Saturday morning, up at 5am, and the day exactly one year ago I left the UK. We said goodbye to Rogelio and Lucia, leaving 2 of us, as they headed onwards and we caught the bus to Cajamarca. Cajamarca is in the region of Tolima, also within the Bogota-Cali-Medellin triangle, and where AngloGold Ashanti have been most active in trying to win over the community. Specifically, we were going to a local school, where AGA delivered a load of paint to brighten up the school. The community decided to return the paint, did a whip-round in the village, bought their own paint and today were painting the school. A huge symbol of grass-roots defiance and resistance to corporate attempts to buy off the community.

Later in the afternoon, after interviewing a few of the locals involved, we headed back into the town to meet with local activists in the community. The angle into mobilization against AGA here is socio-environmental. What AGA have up their sleeves is plans for one of the world's largest open-cast gold mines - right in the middle of some of Latin America's most stunning countryside and fragile war-battered communties. They have had numerous schmooze-the-community events, and recently a helicopter dangling a strange probe was seen flying at low level around the valleys.

The key demand of the community is a full independent socio-environmental investigation into the impact of the mine. Part of this would include the potential effects on the El Machín volcano - open cast mining involves use of vast quantities of dynamite - whilst within 15km lies Number 2 on the world list of volcanoes in most danger of erupting, which would cover the town of Cajamarca in at least 20cm of lava. The other demand is what the law demands - a public consultation - amounting to a regional referendum of all areas involved. Another legal element is the mining concessions that include protected forest areas - how would these forests be protected if turned into an open-cast mine?

Sunday we spent the morning in the town square interviewing locals on their views on the mine. Their opinions ranged from the environmental to the social - all opposed - a key concern noted was the impact on town society. Workers would be brought in from all around the country, undermining local trust networks, and bringing social ills such as prostitution, robbery and burglary. One wisely noted that not a single open cast gold mine in the world had brought any benefits whatsoever to the local community. Later we met with the local mayor. Basically he didn't want his neck on the line, and played a very middle of the road line. Unsuprising, but disappointing.

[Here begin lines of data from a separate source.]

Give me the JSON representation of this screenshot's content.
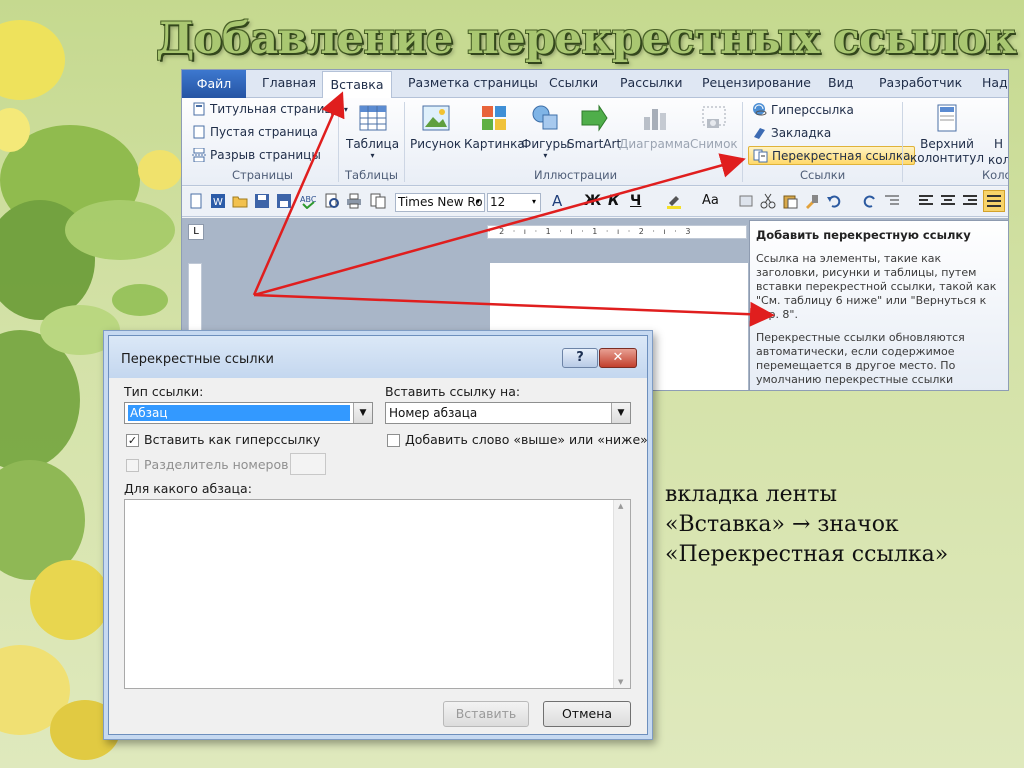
{
  "slide": {
    "title": "Добавление перекрестных ссылок",
    "caption_lines": [
      "вкладка ленты",
      "«Вставка» → значок",
      "«Перекрестная ссылка»"
    ]
  },
  "ribbon": {
    "tabs": [
      "Файл",
      "Главная",
      "Вставка",
      "Разметка страницы",
      "Ссылки",
      "Рассылки",
      "Рецензирование",
      "Вид",
      "Разработчик",
      "Над"
    ],
    "active_tab": "Вставка",
    "groups": {
      "pages": {
        "label": "Страницы",
        "items": [
          "Титульная страница",
          "Пустая страница",
          "Разрыв страницы"
        ]
      },
      "tables": {
        "label": "Таблицы",
        "button": "Таблица"
      },
      "illustrations": {
        "label": "Иллюстрации",
        "buttons": [
          "Рисунок",
          "Картинка",
          "Фигуры",
          "SmartArt",
          "Диаграмма",
          "Снимок"
        ]
      },
      "links": {
        "label": "Ссылки",
        "items": [
          "Гиперссылка",
          "Закладка",
          "Перекрестная ссылка"
        ]
      },
      "header": {
        "label": "Коло",
        "button_line1": "Верхний",
        "button_line2": "колонтитул",
        "cut_button": "Н",
        "cut_button2": "коло"
      }
    }
  },
  "toolbar": {
    "font_name": "Times New Ro",
    "font_size": "12",
    "text_glyphs": [
      "A",
      "Ж",
      "К",
      "Ч",
      "Aa"
    ]
  },
  "ruler_text": "· 2 · ı · 1 · ı · 1 · ı · 2 · ı · 3",
  "tooltip": {
    "title": "Добавить перекрестную ссылку",
    "p1": "Ссылка на элементы, такие как заголовки, рисунки и таблицы, путем вставки перекрестной ссылки, такой как \"См. таблицу 6 ниже\" или \"Вернуться к стр. 8\".",
    "p2": "Перекрестные ссылки обновляются автоматически, если содержимое перемещается в другое место. По умолчанию перекрестные ссылки вставляются как гиперссылки."
  },
  "dialog": {
    "title": "Перекрестные ссылки",
    "help_label": "?",
    "close_label": "✕",
    "link_type_label": "Тип ссылки:",
    "link_type_value": "Абзац",
    "insert_ref_label": "Вставить ссылку на:",
    "insert_ref_value": "Номер абзаца",
    "insert_as_hyperlink": {
      "label": "Вставить как гиперссылку",
      "checked": true
    },
    "above_below": {
      "label": "Добавить слово «выше» или «ниже»",
      "checked": false
    },
    "number_separator": {
      "label": "Разделитель номеров",
      "checked": false,
      "enabled": false
    },
    "for_which_label": "Для какого абзаца:",
    "insert_button": "Вставить",
    "cancel_button": "Отмена"
  },
  "colors": {
    "arrow": "#e01e1e",
    "slide_bg": "#c9dc94",
    "title_fill": "#a9c771"
  }
}
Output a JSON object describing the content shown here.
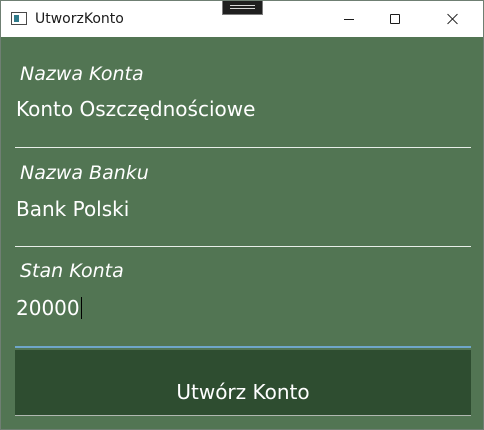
{
  "window": {
    "title": "UtworzKonto",
    "controls": [
      "minimize",
      "maximize",
      "close"
    ],
    "icon": "app-window-icon"
  },
  "form": {
    "fields": [
      {
        "label": "Nazwa Konta",
        "value": "Konto Oszczędnościowe"
      },
      {
        "label": "Nazwa Banku",
        "value": "Bank Polski"
      },
      {
        "label": "Stan Konta",
        "value": "20000",
        "focused": true
      }
    ],
    "submit_label": "Utwórz Konto"
  },
  "colors": {
    "background": "#527553",
    "button": "#2e4d30",
    "text": "#ffffff",
    "focus_underline": "#6fa6c9"
  }
}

Monday we hit the road for Marmota, backtracking through Manizales to Caldas, as this was mentioned when we were there as being a very interesting and sad case study of multinational exploitation in gold in the area. Rather than restate the facts - this article gives an excellent history, published in Canada, where Colombia Goldfields, the company involved, is based. No UK involvement here, but an excellent example of why mining multinationals are bad news.

And now, I'm alone in Cali, ready to head to La Toma for the planned eviction on the 6th. It's been a marathon, but absolutely enchanting to get to know rural Colombia with an insider's perspective, not on the tourist trail and have an emotional connection. It's a magical place, replete with a turbulent history of 500 years of oppression and imperialism, still strongly redolent of Spanish colonialism despite celebrating 200 years of "independence" next year. But resistance is strongly rooted in the blood of Colombians, Afro-Colombians, campesinos and Indigenous alike. The seeds of hope of a brighter future are spreading, slowly, and cannot be extinguished, no matter how many U.S. military bases they build.